Moomin characters are all the rage in Japan. It became evident when an art exhibition of Moomin illustrations by Tove Jansson started in Tokyo. Only in three weeks, more than 135,000 visitors turned up! Japanese editors who did meet Jansson share their memories.
At Kodansha Company Ltd, that has published translations of Jansson's book, Ryohei Suzuki was the first Japanese editor and he was also involved in the birth of TV animation series. He met Jansson for the first time at Haneda International Airport in 1971 when Jansson and her longtime partner Tuulikki Pietilä arrived at Japan.
Jansson did not enjoy the crowds, he said. On the contrary, once in the country side, she was always happy and even funny as she invited Suzuki for "rendez-vous"‒this is exactly what she said‒and walked along the lake together.
Despite her cheerfulness, she became emotional at night. One day, Pietilä told Suzuki that Jansson was weeping in her hotel room. At another time, he was informed from an employee at a Japanese-style hotel that she had heard sobbing outside Jansson's room.
"Everywhere she went in Japan, she received a fervent welcoming. I can imagine how deeply moved she was," Suzuki said. "On the shinkansen, the conductor approached us and said to her on his knee, 'My child loves Moomin so much. Could I have your autograph?' She was surprised and lost for words for a while. Then, on his small notebook, she gave him her autograph accompanied by sketches of Moomin and his girlfriend."
Suzuki himself received a surprise souvenir when Jansson returned from a short trip to the seaside resort Toba, Mie Prefecture. It was a paper placemat full of illustrations by Jansson, and one of the characters is a Moomin holding a wine glass! Nearby is drawn a sake bottle. This placemat is also on display at the Moomin exhibition that is touring Japan.
"Soon after she had handed this over to me, she retrieved it and added the word sake on the bottle," Suzuki said. According to this former editor, Jansson and Pietilä enjoyed the taste of sake very much during their stay, and preferred it hiya (cold).
After learning that they wanted to own a Konica 8-mm camera, Suzuki gave one as a present. With the new gadget, Jansson and Pietilä recorded their journey with enthusiasm. Their footage became part of a documentary film including the scene showing the two talking about Suzuki. The films were screened at the Tokyo Northern Lights Festival in February.
Hiroko Yokokawa, who took over Suzuki's position in 1990, met her idol writer twice: the first time in Tokyo, the second time at Jansson's atelier in Helsinki.
On April 20, 1993, when she arrived at the hotel in Helsinki in the evening, Yokokawa was handed a message from Jansson that said she would be expecting her at 11 a.m. the following day. Yokokawa went to see Jansson in a super nervous state, but the moment the door swung open, Jansson welcomed her very warmly. “We probably talked a little bit about her books or something. But soon after that, party started!" Yokokawa said. Jansson's two brothers and Pietilä joined and they enjoyed wine, food and a lot of laughter together.

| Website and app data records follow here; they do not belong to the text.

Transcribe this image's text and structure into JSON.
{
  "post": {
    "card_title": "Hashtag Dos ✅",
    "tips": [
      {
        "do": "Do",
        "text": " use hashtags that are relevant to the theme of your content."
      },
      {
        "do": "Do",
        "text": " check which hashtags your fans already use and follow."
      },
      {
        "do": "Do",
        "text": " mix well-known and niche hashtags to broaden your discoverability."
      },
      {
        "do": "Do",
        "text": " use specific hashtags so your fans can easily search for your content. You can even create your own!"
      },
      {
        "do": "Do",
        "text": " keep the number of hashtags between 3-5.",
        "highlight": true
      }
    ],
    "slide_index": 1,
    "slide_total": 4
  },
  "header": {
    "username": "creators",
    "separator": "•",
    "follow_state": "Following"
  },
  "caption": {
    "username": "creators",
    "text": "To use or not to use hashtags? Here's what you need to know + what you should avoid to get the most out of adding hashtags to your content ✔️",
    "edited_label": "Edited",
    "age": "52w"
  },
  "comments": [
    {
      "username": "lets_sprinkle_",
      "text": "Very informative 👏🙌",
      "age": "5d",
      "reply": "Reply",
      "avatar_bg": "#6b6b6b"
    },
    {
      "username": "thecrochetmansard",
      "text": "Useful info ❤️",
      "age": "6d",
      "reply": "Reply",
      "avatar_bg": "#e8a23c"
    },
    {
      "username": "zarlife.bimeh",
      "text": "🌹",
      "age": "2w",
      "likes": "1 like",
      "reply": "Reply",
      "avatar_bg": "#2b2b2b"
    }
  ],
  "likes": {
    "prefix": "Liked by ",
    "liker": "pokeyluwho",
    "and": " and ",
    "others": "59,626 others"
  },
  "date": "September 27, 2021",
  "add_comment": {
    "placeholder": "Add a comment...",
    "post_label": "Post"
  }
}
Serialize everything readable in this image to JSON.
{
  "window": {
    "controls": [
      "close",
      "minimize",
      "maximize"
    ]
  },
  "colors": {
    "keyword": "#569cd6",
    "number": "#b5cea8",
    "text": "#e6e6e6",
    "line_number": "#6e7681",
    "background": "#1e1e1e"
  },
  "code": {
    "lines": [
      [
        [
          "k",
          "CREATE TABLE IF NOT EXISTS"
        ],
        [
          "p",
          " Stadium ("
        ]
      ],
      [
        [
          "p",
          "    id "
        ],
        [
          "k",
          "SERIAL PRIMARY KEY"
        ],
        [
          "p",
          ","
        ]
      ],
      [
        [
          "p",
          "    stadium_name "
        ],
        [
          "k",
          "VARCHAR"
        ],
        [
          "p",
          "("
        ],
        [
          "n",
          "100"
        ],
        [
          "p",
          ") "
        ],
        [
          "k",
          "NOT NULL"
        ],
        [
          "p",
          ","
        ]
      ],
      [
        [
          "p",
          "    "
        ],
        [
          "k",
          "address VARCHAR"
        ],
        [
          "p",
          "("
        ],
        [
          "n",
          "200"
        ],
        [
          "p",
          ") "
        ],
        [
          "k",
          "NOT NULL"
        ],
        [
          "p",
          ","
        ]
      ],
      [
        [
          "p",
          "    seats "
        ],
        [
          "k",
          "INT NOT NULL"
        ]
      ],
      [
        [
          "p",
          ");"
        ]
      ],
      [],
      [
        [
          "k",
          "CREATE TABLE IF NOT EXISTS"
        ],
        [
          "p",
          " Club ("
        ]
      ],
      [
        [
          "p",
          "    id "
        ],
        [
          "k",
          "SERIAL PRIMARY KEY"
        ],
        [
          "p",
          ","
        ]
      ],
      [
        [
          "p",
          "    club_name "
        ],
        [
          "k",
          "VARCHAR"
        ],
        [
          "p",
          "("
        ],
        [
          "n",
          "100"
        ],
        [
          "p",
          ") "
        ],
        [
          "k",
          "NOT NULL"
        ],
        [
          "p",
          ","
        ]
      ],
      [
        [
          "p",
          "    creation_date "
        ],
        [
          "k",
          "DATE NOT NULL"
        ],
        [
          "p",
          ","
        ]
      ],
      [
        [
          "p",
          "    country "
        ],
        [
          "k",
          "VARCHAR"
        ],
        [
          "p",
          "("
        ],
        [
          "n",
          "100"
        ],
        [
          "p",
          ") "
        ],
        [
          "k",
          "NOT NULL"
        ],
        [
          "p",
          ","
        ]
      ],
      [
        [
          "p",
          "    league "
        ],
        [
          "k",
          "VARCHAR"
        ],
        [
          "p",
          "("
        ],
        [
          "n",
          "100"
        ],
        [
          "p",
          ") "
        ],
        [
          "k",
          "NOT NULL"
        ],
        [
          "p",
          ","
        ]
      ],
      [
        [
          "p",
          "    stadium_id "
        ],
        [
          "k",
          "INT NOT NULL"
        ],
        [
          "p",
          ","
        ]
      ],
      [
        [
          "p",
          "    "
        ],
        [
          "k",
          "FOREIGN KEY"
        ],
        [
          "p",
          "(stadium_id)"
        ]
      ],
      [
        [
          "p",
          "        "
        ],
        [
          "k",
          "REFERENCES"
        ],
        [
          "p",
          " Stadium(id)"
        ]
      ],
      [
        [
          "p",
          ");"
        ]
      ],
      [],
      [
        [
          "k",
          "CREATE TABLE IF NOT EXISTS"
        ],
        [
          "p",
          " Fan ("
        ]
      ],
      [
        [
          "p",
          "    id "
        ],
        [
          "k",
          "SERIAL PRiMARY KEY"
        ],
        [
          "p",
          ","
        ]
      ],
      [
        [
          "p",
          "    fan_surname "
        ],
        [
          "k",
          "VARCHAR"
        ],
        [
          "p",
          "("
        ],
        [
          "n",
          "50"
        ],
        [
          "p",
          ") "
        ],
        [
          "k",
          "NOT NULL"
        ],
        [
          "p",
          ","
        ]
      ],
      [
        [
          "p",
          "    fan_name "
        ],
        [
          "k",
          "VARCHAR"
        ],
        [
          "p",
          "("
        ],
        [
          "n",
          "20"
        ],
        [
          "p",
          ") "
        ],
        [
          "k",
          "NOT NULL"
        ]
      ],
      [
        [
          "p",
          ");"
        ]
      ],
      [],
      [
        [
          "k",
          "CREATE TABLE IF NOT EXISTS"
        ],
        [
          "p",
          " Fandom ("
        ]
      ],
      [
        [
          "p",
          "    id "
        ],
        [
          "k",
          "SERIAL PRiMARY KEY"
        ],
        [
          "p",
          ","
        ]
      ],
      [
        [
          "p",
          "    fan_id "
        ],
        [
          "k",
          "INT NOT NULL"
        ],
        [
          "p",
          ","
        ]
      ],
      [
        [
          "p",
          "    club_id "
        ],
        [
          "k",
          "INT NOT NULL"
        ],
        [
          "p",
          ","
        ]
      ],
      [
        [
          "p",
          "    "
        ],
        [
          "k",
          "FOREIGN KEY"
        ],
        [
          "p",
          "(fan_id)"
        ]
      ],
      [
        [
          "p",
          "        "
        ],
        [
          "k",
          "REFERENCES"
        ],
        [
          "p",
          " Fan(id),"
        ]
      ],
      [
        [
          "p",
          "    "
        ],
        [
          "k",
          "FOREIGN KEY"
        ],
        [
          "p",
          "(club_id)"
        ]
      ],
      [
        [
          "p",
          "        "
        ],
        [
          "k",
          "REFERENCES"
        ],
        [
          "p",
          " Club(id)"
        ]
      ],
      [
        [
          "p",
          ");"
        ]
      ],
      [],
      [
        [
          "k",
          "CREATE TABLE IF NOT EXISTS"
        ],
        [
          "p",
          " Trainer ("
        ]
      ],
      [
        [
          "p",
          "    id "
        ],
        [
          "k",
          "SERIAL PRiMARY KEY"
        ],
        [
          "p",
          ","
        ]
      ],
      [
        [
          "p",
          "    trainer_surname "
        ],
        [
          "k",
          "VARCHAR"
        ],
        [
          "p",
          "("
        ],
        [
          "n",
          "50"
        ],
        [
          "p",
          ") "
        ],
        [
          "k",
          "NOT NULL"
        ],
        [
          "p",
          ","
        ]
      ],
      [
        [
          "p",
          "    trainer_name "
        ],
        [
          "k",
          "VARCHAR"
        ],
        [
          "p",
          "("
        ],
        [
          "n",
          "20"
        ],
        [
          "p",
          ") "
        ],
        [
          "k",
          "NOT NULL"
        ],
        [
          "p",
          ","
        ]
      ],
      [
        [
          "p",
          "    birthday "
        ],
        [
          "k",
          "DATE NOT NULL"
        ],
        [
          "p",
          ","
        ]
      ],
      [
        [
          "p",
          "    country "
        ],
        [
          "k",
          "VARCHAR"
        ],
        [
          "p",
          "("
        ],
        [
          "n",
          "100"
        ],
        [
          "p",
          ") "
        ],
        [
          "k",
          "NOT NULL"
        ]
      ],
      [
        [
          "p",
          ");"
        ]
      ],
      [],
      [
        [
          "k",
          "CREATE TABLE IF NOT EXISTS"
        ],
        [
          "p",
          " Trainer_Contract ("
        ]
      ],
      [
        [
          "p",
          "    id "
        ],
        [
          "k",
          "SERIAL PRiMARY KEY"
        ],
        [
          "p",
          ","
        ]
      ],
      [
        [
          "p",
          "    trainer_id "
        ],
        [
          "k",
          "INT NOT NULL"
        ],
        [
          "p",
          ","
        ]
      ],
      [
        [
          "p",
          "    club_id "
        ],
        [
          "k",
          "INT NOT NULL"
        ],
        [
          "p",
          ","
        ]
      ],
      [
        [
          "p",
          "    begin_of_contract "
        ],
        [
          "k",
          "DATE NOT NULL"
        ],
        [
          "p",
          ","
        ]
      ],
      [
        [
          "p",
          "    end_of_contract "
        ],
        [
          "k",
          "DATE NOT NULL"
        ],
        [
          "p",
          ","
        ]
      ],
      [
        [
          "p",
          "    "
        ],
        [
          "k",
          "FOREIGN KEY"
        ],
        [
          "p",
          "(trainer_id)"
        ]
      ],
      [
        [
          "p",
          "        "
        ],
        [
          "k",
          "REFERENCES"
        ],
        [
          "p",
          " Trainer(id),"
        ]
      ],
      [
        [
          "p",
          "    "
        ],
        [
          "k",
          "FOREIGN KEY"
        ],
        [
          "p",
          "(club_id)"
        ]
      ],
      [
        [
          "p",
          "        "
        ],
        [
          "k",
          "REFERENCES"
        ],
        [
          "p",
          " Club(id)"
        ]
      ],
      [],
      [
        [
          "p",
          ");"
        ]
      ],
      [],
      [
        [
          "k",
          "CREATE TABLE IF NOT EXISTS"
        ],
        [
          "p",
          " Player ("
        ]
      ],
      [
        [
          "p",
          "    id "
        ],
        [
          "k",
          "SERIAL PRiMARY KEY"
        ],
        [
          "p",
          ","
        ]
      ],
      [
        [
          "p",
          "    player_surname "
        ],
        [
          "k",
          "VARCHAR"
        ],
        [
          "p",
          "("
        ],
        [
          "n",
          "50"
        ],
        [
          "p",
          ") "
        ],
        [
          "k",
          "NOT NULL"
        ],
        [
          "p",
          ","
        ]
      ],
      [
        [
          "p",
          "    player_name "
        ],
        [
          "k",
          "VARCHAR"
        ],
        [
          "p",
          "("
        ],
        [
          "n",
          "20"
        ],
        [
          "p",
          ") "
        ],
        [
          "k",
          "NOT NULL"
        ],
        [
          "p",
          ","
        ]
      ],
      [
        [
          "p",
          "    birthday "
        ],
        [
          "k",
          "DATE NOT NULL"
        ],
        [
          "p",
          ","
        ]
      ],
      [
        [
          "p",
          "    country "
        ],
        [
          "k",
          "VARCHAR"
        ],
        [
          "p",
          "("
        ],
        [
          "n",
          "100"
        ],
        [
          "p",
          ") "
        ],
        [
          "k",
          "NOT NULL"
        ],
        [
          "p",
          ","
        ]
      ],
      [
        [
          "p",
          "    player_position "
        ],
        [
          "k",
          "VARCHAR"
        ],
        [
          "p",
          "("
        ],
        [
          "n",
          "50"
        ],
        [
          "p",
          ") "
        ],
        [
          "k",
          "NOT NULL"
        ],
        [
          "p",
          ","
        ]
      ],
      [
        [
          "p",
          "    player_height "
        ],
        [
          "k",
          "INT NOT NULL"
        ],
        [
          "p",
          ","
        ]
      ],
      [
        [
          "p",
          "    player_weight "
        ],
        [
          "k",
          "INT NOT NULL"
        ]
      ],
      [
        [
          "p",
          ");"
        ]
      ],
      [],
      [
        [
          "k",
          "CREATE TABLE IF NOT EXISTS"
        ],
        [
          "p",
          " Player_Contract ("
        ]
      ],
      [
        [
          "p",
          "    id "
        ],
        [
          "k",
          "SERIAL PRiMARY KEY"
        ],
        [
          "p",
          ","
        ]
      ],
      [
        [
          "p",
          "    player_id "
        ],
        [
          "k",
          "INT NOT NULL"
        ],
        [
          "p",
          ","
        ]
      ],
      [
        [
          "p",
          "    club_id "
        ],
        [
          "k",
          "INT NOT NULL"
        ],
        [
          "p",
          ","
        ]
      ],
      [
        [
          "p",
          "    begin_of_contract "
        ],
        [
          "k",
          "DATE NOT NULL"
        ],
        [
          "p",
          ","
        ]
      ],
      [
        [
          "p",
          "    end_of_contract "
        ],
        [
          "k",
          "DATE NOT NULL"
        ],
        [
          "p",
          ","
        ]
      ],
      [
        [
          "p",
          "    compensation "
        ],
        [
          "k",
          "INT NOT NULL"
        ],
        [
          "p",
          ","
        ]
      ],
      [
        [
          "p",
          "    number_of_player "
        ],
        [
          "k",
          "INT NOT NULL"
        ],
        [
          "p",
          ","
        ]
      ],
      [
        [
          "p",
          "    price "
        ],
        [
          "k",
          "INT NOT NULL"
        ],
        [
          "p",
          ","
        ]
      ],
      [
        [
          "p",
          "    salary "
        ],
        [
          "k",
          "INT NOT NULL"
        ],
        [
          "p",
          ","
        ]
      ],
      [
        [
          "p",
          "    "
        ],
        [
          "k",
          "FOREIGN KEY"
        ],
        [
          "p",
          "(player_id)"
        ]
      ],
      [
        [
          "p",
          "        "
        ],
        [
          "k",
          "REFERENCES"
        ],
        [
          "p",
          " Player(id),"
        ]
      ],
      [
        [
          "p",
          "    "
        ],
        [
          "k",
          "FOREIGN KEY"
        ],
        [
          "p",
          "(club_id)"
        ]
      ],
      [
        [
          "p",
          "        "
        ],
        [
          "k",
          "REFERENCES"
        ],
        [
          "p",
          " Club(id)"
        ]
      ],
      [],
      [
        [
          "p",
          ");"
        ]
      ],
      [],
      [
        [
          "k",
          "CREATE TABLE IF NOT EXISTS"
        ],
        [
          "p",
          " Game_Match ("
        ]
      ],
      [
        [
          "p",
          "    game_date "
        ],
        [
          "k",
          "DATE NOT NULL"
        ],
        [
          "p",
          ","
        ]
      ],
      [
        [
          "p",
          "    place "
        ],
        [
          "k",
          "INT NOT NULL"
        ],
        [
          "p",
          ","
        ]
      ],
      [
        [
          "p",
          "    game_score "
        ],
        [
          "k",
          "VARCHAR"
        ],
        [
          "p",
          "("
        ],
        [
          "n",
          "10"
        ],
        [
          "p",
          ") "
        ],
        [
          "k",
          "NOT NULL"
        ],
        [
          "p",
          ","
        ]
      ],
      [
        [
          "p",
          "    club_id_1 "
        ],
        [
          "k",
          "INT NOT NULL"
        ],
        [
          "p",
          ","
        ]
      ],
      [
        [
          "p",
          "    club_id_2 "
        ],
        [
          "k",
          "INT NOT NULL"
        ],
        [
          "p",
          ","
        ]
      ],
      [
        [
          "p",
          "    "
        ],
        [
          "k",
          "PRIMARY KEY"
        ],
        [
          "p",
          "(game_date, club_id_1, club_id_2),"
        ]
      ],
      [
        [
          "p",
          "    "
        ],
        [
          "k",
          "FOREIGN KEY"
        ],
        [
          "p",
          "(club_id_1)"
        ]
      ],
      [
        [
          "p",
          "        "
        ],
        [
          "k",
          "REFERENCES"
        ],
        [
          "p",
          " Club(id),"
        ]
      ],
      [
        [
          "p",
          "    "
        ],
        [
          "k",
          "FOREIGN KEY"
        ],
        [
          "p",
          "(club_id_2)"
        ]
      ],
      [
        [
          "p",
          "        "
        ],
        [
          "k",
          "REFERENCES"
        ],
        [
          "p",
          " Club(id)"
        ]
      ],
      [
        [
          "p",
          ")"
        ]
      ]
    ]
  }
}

For this visit, Yokokawa brought a handmade sleeveless silk vest she had asked her grandmother to make for Jansson, as a souvenir. In return, Tove gave the young editor a hand-knitted shawl. "She soon put the vest on. I later learned she had often worn it," she said.
This short journey to Finland gave Yokokawa more insight and inspiration, that culminated in a book titled Moomindani he no Tabi (Journey to the Moominvalley) she edited. She still treasures Jansson's thank-you message that included all parties involved in realizing this book. Yokokawa said she was so surprised to read Jansson's letter full of gratitude, because it was not common for writers to compliment book designers, Yokokawa said. "I really think Tove was a warm-hearted, considerate person who understood what it takes to publish a good book."
The two editors have kept all the letters from Jansson. Quite amusingly she added "san" to address her editors and even herself (Japanese usually do not use this affix when referring to oneself). Her handwritten "Tove-san" at the end in each letter induces a chuckle, leaving whoever reads it feeling warm at heart.